Look for the BIG red message. Any email sent to an SIU account from an outside organization has red text at the top stating that it is from an external source. The red headline instructs users to “verify sender before opening links or attachments.” If you see this red headline, take a close look at the email before doing anything or responding to the sender. Look at the sender’s email address and consider whether it seems consistent with the sender, whether the message is well written and formatted, contains appropriate contact information and if it appears overall legitimate.

Key No. 5 Scrutinize links and attachments before clicking on or opening them.

If just one individual clicks on a malicious link or opens an infected attachment, cybercriminals may have access to any data on the machine, use the machine for additional criminal activity,  and have control over audio and video capabilities for spying or voyeuristic activities.

Think before you click. Clicking a malicious link can be harmful and open a door for cybercriminals to interact with unsuspecting users, such as making requests for information and/or money.

Be wary of attachments. Attachments can carry harmful viruses. Before opening or downloading an attachment, verify the sender. Be particularly cautious with files that have an .exe extension. These are “executable” files that launch some type of action when opened and if malicious, can wreak havoc on devices, networks and data.

Report any email that looks suspicious and delete it, or verify the sender before clicking links or opening attachments.

Key No. 6 Protect sensitive data whether on paper or in a virtual environment.

Sensitive information is extremely valuable, and cybercriminals are smart. “Sensitive information” is similar to personal information which includes usernames and passwords, Social Security numbers and account numbers, but also has a broader reach and includes university data and research, policies and procedures, proprietary information and digital assets.

Sensitive data should be stored on secure SIU servers; transferred via secure methods such as MOVEit and Teams, communicated over SIU’s VPN, and if printed, locked in a secure location. Sensitive data should not be stored on local machines. Additionally, sensitive data should never be stored on portable storage devices, which include laptops and tablets, thumb drives, and portable hard drives. (All SIU-owned laptops should be encrypted to add an extra level of security.) SalukiTech can assist with laptop encryption.

SIU devices are scanned on a regular basis for sensitive data — a process that can be run manually by the OIT or any departmental LAN administrator.

Key No. 7 Get help immediately if you think you may have stepped into a cyber trap.

The quickest source of help is SalukiTech staff at 618-453-5155 or

If you encounter what you believe to be a scam or spam email but have not interacted with it, use the Report Message button at the top right of the Outlook screen to report the email.

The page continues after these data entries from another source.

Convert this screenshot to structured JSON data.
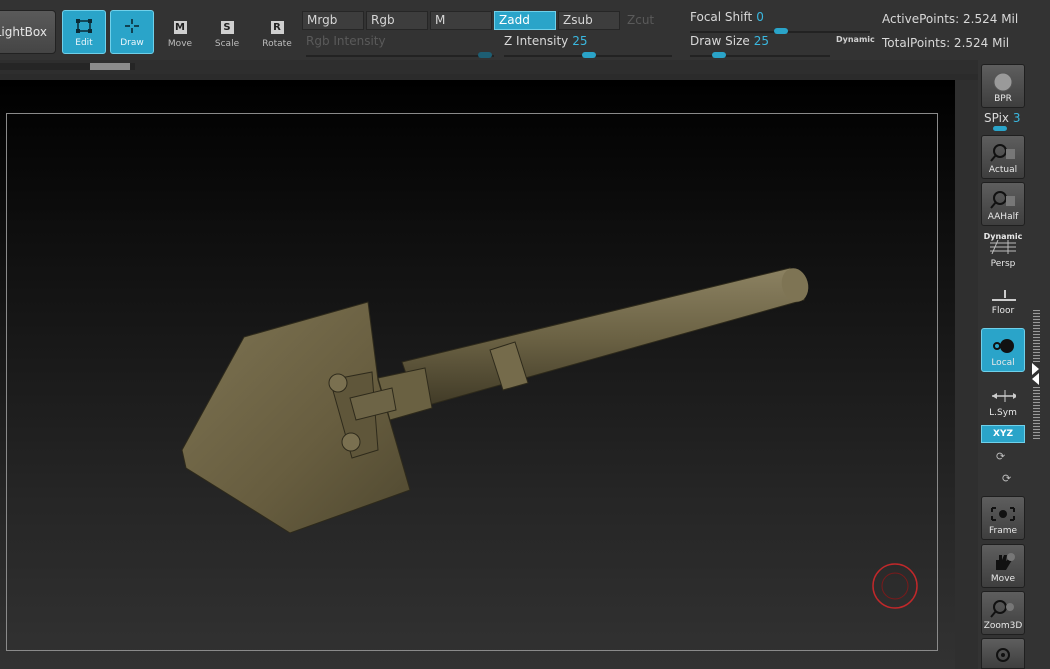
{
  "toolbar": {
    "lightbox_label": "LightBox",
    "edit_label": "Edit",
    "draw_label": "Draw",
    "move_label": "Move",
    "move_key": "M",
    "scale_label": "Scale",
    "scale_key": "S",
    "rotate_label": "Rotate",
    "rotate_key": "R",
    "mrgb_label": "Mrgb",
    "rgb_label": "Rgb",
    "m_label": "M",
    "zadd_label": "Zadd",
    "zsub_label": "Zsub",
    "zcut_label": "Zcut",
    "rgb_intensity_label": "Rgb Intensity",
    "z_intensity_label": "Z Intensity",
    "z_intensity_value": "25",
    "focal_shift_label": "Focal Shift",
    "focal_shift_value": "0",
    "draw_size_label": "Draw Size",
    "draw_size_value": "25",
    "dynamic_label": "Dynamic",
    "active_points": "ActivePoints: 2.524 Mil",
    "total_points": "TotalPoints: 2.524 Mil"
  },
  "right_shelf": {
    "bpr_label": "BPR",
    "spix_label": "SPix",
    "spix_value": "3",
    "actual_label": "Actual",
    "aahalf_label": "AAHalf",
    "persp_label": "Persp",
    "persp_dynamic_label": "Dynamic",
    "floor_label": "Floor",
    "local_label": "Local",
    "lsym_label": "L.Sym",
    "xyz_label": "XYZ",
    "frame_label": "Frame",
    "move_label": "Move",
    "zoom3d_label": "Zoom3D"
  },
  "colors": {
    "accent": "#2aa4c9",
    "model": "#6e6446",
    "cursor": "#c0282a"
  }
}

This protects the entire campus community.

The first article in the series includes a graphic summary of cybersecurity risks. For additional information or for help with a cybersecurity issue, contact SIU’s cybersecurity team at or visit the SIU Information Security website at